Now for the public schools in NR and WP. I am sure there are plenty of bright hardworking kids. I think kids can achieve anywhere and I don't think you need to be in an elite school district to do well. I think there are advantages and disadvantages to these towns. You will definitely have to deal with some kids from disadvantaged areas that have issues that can affect your child. Your child will also be around kids from all different backgrounds and SES levels which can be an advantage in the real world. Only you know what you are comfortable with. Good luck.
Rate this post positively Reply With Quote Quick reply to this message
Please register to post and access all features of our very popular forum. It is free and quick. Over $68,000 in prizes has already been given out to active posters on our forum. Additional giveaways are planned.

Detailed information about all U.S. cities, counties, and zip codes on our site: City-data.com.


Reply
Please update this thread with any new information or opinions. This open thread is still read by thousands of people, so we encourage all additional points of view.

Quick Reply
Message:




Over $104,000 in prizes was already given out to active posters on our forum and additional giveaways are planned!

Go Back   City-Data Forum > U.S. Forums > New York > Westchester County
Similar Threads
Follow City-Data.com founder on our Forum or

All times are GMT -6.

© 2005-2020, Advameg, Inc. · Please obey Forum Rules · Terms of Use and Privacy Policy · Bug Bounty

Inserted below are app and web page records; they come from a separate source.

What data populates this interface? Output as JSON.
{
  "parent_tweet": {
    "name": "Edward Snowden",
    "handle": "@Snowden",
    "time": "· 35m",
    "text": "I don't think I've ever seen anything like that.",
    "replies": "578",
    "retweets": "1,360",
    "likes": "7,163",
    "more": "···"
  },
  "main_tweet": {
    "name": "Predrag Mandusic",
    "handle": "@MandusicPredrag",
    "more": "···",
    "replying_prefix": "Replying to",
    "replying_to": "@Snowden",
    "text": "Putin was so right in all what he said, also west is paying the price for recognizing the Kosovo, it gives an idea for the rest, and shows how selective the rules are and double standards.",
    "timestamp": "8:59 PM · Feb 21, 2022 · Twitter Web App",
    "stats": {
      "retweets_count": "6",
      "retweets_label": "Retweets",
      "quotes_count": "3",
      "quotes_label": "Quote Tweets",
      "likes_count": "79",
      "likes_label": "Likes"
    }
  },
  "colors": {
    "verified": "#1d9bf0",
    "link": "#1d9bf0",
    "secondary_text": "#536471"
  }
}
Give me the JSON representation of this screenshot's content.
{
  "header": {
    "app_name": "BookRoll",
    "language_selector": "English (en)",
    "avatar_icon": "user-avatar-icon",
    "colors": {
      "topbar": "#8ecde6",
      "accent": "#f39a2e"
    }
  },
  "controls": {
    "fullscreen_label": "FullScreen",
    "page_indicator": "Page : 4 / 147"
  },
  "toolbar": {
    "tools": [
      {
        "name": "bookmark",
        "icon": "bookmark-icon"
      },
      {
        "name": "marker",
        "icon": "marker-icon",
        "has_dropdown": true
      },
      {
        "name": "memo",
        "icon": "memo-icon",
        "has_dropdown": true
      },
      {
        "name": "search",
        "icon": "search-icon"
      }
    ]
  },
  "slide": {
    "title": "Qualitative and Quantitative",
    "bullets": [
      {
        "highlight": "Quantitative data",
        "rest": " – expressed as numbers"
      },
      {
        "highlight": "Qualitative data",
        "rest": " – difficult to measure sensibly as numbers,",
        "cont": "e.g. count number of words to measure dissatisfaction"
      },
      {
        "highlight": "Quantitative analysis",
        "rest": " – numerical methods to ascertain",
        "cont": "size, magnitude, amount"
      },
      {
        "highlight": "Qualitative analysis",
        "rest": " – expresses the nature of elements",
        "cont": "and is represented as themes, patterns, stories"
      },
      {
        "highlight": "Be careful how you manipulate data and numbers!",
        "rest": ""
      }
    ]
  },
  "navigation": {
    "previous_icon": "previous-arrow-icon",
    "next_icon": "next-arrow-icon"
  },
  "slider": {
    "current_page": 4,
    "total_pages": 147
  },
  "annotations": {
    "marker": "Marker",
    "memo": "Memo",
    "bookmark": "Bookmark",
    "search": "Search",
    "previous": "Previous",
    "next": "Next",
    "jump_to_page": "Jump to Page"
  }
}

City-Data.com - Contact Us - Archive 1, 2, 3, 4, 5, 6, 7, 8, 9, 10, 11, 12, 13, 14, 15, 16, 17, 18, 19, 20, 21, 22, 23, 24, 25, 26, 27, 28, 29, 30, 31, 32, 33, 34, 35, 36, 37 - Top